Strength of Schedule (SOS) is calculated as the likelihood that an "elite team" (two standard deviations above average) would win every game on the given team's schedule. SOS listed here includes all regular season games scheduled. A multifaceted approach to measuring schedule strength is available here.
Mean Wins (FBS MW) represent the average total games a team with the given FEI rating should expect to win against its complete schedule of FBS opponents. Remaining Mean Wins (FBS RMW) represent the average total games a team with the given FEI rating should expect to win against the remaining opponents on its schedule.

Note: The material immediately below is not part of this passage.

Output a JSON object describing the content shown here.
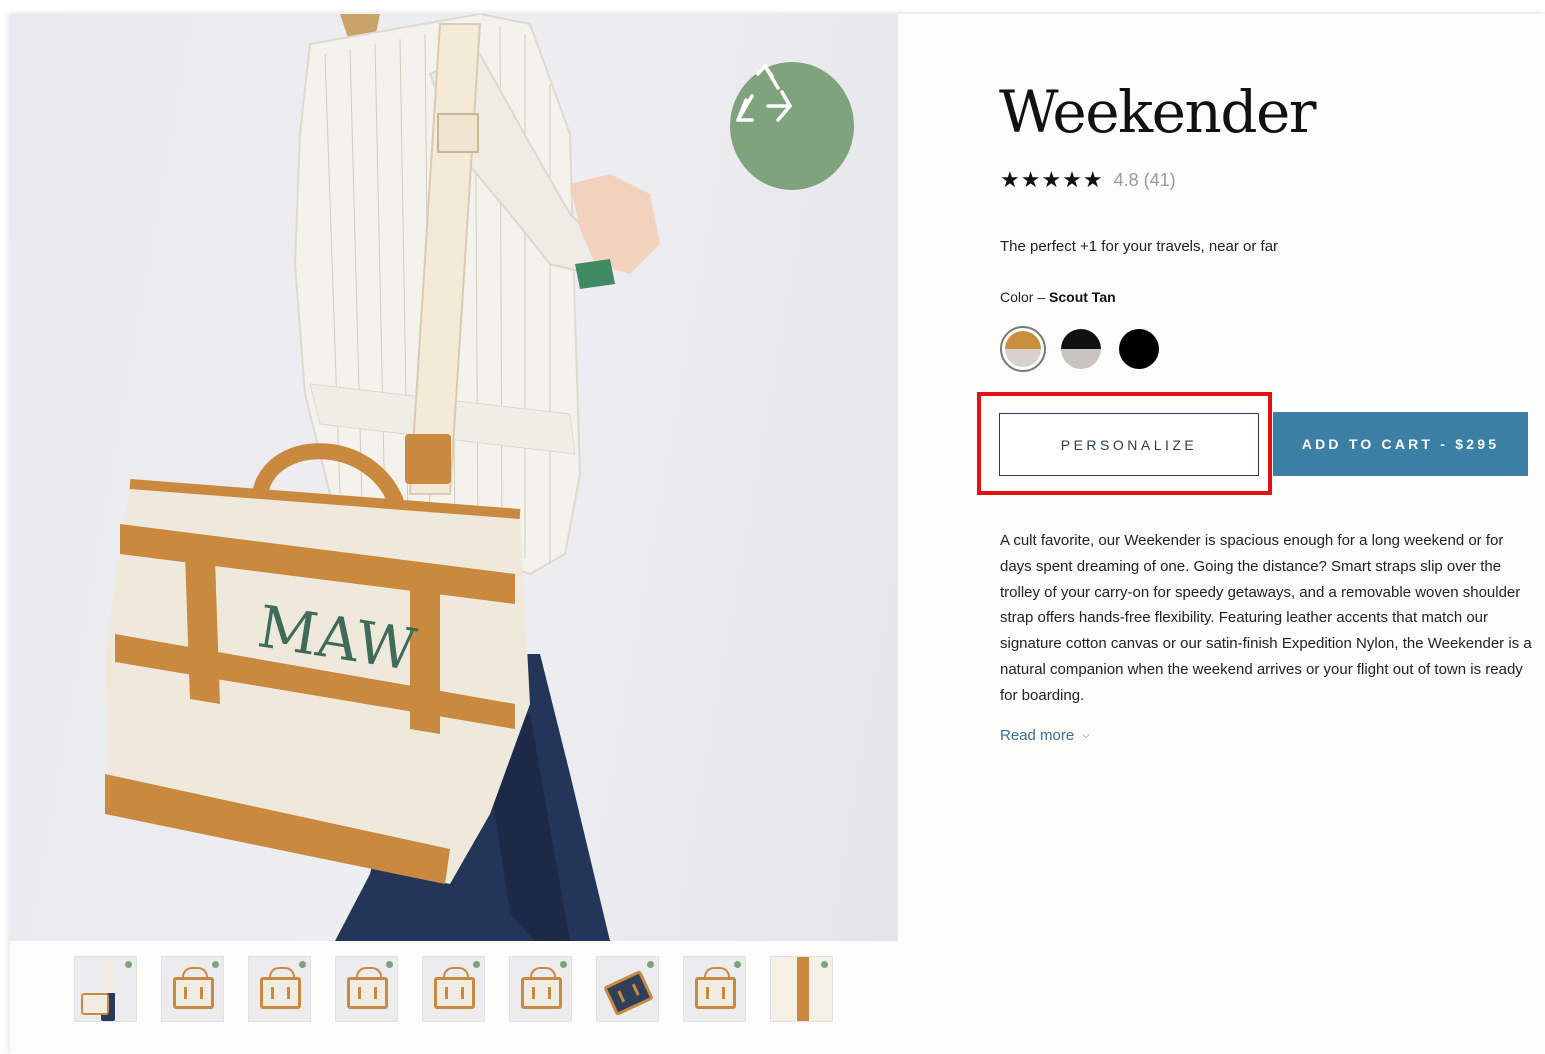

These ratings are partially influenced by preseason projections, a function of Program FEI ratings, previous-year FEI and garbage time data, previous-year turnover-neutral, special teams-neutral, and field position-neutral FEI, returning starters, recruiting success, and quarterback reliance. As the season progresses and actual 2014 data continues to be collected, the weight given to projection data will be reduced each week until Week 7, at which point it will be eliminated from the rankings entirely. Offensive and defensive FEI ratings will also debut in Week 7.